If the victims of misfortune became heroes in their community, then the aggrieved surely could be categorized as tragic heroes. A more praiseworthy tribute could not be accorded these courageous and remarkable men and women who believed in redemption.
23 photographs - 174 pages $16.95/PB (978-1-890689-56-8)


The Indians of Arizona & NM
Nineteenth Century Ethnographic Notes
of Archbishop John Baptist Salpointe
Edited & Annotated by Patricia Fogelman Lange, Louis A. Hieb, and Thomas J. Steele, S. J
This volume describes the little-known world of John Baptist Salpointe, successor to Archbishop Lamy and the second Archbishop of Santa Fe, who worked among Indian tribes in both Arizona and New Mexico during the tumultuous final years of the frontier between 1860-1898. All of his impressions and accumulated knowledge of Indian/White relations over this thirty-plus-year period are vividly described in his varied vignettes enhanced by the editors through extensive annotations contributing to a broader historical background for the reader. The growth of this church dignitary from a young French priest who volunteered to live in the desolate Southwest to a resourceful man of strong will and determination as he encouraged the expansion of parishes, created religious schools, hospitals, and parishes, attended Indian ceremonies, and collected tribal statistics, tribal history, and folk tales from informants. This book will have special historical appeal to those readers interested in the frontier, Church philosophy, and Indian tribes of Arizona and New Mexico.
26 photographs - 392 pages $19.95/PB (978-1-890689-57-5)




FEBRUARY 2010

STARTIN' THE FIRE
by George Hensler


OCTOBER 2009

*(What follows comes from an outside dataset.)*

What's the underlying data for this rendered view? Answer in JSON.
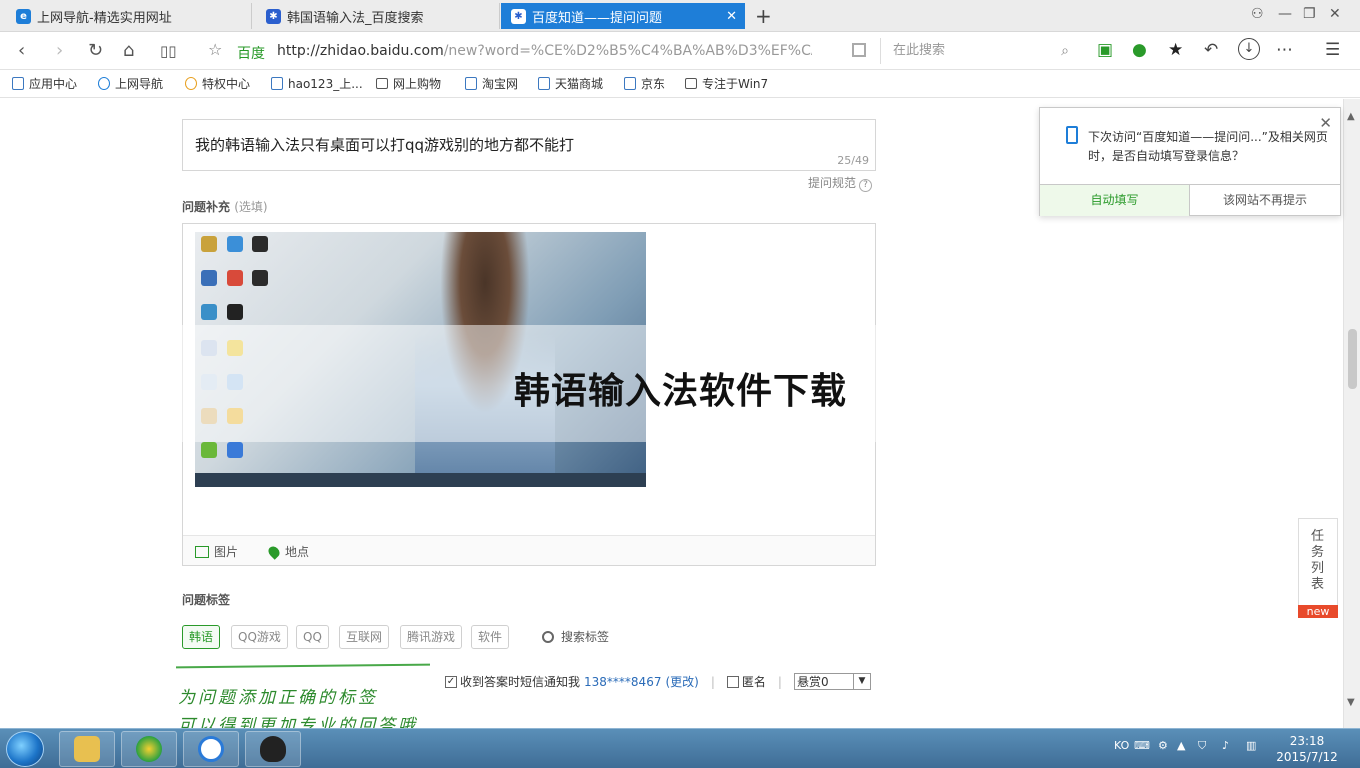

SHOES FOR THE SANTO NINO
by Peggy Pond Church with illustrations by Charlie Carrillo



THE TALE OF THE PRONGHORNED CANTALOUPE
by Sabra Brown Steinsiek with illustrations by Noel Chilton



SEPTEMBER 2009

DUELS, GUNFIGHTS & SHOOT-OUTS
by Don Bullis

JULY 2009


SENATOR PETE DOMENICI'S LEGACY
edited by Jon Hunner



A CENTURY OF MASTERS
by Nicholasa Chavez



SACRED FEMININE
by Judith McLaughlin



JUNE 2009


VISIONS UNDERGROUND
by Lois Manno



OLD WEST TRIVIA BOOK
by Don Bullis



MARCH 2009


THREE DOG NIGHT
by Cheryl Montoya with illustrations by Jerry Montoya


NOVENA TO THE SANTO NINO (new edition)
by Charles M. Carrillo, Thomas J. Steele, and Felipe Mirabal



RELIGIOUS ARCHITECTURE OF HISPANO NEW MEXICO (new edition)
by Thomas L. Lucero and Thomas J. Steele



BALLOONING SAFETY SEMINARS
by Thomas S. McConnell, M.D.



DECEMBER 2008



THE WHOLE DAMNED WORLD: AGGIES AT WAR, 1941-1945
World War II Correspondence of Dean Daniel B. Jett
Martha Shipman Andrews, editor, with an introduction by Richard A. Melzer



NOVEMBER 2008


MARTINEZTOWN, 1823-1950
by Joseph Sanchez and Larry Miller



NEW MEXICO & POLITICIANS OF THE PAST
by Don Bullis




SEPTEMBER 2008


NEW MEXICO: A BIOGRAPHICAL DICTIONARY, VOL II
by Don Bullis



AUGUST 2008


THE GENIZARO & THE ARTIST
Stories from New Mexico Villages
by Napoleon Garcia & Analinda Dunn



OUR FAVORITE RECIPES
Tried and true dishes from the pages of Albuquerque the Magazine


JUNE 2008

NEW MEXICO IN 1801:
The Priests Report
by Rick Hendricks



MAY 2008


THE STRANGER COMES AT SUNDOWN
Living & Dying with Parkinson's
by Jane Kriete Awalt



APRIL 2008


SAINTS OF THE PUEBLOS
by Charles M. Carrillo